> **Problem**:
Filter the records for lines holding the string "title".

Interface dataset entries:
----

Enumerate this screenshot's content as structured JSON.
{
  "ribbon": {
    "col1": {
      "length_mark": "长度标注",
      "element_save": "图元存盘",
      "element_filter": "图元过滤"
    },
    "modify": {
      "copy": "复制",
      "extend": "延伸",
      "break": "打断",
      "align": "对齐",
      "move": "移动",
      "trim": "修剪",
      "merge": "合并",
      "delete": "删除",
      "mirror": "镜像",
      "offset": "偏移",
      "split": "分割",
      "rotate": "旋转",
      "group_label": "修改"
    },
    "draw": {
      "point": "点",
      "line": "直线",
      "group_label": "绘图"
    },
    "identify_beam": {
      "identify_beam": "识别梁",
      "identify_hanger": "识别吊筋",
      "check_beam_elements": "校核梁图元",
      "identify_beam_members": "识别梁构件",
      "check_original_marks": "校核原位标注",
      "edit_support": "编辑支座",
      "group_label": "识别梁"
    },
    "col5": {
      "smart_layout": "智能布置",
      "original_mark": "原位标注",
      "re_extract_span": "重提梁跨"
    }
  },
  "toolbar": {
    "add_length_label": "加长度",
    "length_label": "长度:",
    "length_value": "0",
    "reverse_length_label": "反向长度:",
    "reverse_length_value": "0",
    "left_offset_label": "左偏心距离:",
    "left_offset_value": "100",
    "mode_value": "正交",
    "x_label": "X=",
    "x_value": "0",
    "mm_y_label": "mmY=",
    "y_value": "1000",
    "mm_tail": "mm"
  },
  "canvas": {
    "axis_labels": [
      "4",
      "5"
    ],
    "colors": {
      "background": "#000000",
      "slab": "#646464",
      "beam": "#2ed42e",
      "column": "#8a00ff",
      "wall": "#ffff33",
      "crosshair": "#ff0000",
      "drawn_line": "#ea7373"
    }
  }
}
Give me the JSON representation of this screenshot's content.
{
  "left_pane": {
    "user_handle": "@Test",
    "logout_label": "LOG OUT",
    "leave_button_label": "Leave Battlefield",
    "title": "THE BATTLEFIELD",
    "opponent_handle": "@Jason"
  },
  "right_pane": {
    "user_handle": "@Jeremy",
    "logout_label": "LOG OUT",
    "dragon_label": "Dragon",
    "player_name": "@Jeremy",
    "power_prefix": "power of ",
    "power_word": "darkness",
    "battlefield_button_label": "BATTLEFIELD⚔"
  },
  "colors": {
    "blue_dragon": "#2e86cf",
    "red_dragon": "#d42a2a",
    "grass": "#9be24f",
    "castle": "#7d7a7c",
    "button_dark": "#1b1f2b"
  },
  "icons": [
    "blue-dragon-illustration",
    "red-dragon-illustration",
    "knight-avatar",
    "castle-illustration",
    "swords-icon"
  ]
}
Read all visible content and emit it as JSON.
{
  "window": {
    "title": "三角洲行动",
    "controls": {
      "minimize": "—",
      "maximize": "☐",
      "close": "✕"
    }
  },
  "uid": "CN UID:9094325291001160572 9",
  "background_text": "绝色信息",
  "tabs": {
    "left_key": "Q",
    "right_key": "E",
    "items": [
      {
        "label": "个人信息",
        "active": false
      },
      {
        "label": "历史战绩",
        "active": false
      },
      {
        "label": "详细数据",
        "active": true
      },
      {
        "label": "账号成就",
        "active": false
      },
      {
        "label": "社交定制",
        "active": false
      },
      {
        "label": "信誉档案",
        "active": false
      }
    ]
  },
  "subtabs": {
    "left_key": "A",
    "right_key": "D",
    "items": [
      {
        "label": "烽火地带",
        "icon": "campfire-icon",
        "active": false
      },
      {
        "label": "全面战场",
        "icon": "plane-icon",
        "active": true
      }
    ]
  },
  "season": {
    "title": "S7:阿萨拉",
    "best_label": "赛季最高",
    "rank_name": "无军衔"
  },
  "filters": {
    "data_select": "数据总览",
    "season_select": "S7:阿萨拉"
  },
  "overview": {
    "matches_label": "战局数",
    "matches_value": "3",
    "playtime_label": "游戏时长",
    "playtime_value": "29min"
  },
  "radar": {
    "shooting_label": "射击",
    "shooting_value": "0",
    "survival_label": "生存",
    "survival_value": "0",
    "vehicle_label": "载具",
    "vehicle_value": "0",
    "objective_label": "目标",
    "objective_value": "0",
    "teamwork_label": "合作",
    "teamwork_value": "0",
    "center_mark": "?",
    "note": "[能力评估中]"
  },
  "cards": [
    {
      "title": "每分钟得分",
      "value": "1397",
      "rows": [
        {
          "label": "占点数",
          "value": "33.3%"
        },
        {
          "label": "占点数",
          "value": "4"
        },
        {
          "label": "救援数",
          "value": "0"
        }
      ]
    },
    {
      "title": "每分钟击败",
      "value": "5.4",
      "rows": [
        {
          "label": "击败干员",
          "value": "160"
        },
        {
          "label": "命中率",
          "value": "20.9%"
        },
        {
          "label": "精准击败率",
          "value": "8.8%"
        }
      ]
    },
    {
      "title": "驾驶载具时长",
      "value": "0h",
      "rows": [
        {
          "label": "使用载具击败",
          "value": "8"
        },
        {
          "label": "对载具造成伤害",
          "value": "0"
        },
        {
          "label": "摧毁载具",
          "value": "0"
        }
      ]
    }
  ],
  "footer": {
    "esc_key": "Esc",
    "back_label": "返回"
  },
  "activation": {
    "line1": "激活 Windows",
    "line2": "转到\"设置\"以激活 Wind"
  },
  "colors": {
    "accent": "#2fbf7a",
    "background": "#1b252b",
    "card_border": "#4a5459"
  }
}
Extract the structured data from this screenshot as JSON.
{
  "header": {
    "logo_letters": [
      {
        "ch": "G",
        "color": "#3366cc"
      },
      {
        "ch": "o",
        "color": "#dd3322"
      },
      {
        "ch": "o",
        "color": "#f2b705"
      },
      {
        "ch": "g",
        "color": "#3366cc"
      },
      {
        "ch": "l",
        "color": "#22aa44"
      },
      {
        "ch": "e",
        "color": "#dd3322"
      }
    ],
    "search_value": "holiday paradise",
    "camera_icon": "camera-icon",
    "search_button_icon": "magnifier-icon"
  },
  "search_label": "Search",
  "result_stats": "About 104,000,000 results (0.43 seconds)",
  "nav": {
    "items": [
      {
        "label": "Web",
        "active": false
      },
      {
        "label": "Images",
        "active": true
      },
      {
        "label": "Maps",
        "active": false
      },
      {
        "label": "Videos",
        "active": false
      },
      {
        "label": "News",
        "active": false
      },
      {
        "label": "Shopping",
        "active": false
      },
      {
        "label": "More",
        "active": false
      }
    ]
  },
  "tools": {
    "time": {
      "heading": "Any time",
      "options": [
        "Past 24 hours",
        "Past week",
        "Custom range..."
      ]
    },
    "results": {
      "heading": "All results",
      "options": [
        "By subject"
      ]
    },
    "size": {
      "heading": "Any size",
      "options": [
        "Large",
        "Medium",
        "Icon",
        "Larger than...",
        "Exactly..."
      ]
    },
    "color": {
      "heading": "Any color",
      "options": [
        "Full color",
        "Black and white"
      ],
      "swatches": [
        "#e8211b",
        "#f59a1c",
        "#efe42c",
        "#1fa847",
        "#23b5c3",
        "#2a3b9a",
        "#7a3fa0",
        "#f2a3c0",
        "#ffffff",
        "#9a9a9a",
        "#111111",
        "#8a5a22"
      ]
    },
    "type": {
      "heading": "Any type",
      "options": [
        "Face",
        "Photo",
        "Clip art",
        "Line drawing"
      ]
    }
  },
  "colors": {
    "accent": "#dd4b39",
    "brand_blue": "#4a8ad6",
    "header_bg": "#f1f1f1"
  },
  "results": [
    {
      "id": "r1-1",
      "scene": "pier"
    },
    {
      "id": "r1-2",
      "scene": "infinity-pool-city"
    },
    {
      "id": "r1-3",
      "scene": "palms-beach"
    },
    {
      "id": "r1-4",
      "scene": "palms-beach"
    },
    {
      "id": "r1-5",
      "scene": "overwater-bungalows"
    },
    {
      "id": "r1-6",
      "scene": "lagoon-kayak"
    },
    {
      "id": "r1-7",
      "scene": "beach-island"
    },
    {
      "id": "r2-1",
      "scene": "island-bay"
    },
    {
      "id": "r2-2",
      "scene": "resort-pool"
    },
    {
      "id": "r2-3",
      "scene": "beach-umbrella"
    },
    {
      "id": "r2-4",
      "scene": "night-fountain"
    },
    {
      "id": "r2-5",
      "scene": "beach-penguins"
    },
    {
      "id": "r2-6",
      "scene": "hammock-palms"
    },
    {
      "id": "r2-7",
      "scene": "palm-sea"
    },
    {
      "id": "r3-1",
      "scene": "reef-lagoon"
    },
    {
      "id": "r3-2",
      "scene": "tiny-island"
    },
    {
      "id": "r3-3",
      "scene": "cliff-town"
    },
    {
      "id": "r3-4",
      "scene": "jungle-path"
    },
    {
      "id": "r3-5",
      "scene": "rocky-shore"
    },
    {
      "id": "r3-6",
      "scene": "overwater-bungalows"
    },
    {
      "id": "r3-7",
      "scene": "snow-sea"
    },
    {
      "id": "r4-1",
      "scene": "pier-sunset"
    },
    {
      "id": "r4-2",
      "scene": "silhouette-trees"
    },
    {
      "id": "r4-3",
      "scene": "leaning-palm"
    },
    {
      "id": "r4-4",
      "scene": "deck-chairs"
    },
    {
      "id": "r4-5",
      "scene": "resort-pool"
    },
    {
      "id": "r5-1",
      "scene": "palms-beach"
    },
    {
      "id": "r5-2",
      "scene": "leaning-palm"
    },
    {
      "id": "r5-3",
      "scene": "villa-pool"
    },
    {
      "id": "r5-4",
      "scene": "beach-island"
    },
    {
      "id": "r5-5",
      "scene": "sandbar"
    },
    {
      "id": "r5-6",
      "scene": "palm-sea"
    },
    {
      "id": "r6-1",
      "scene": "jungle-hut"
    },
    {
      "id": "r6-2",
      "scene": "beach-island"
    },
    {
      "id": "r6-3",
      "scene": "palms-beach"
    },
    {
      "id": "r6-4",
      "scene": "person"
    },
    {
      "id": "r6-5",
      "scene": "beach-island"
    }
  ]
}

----

> **Solution to this problem**:
    "title": "THE BATTLEFIELD",
    "title": "三角洲行动",
    "title": "S7:阿萨拉",
      "title": "每分钟得分",
      "title": "每分钟击败",
      "title": "驾驶载具时长",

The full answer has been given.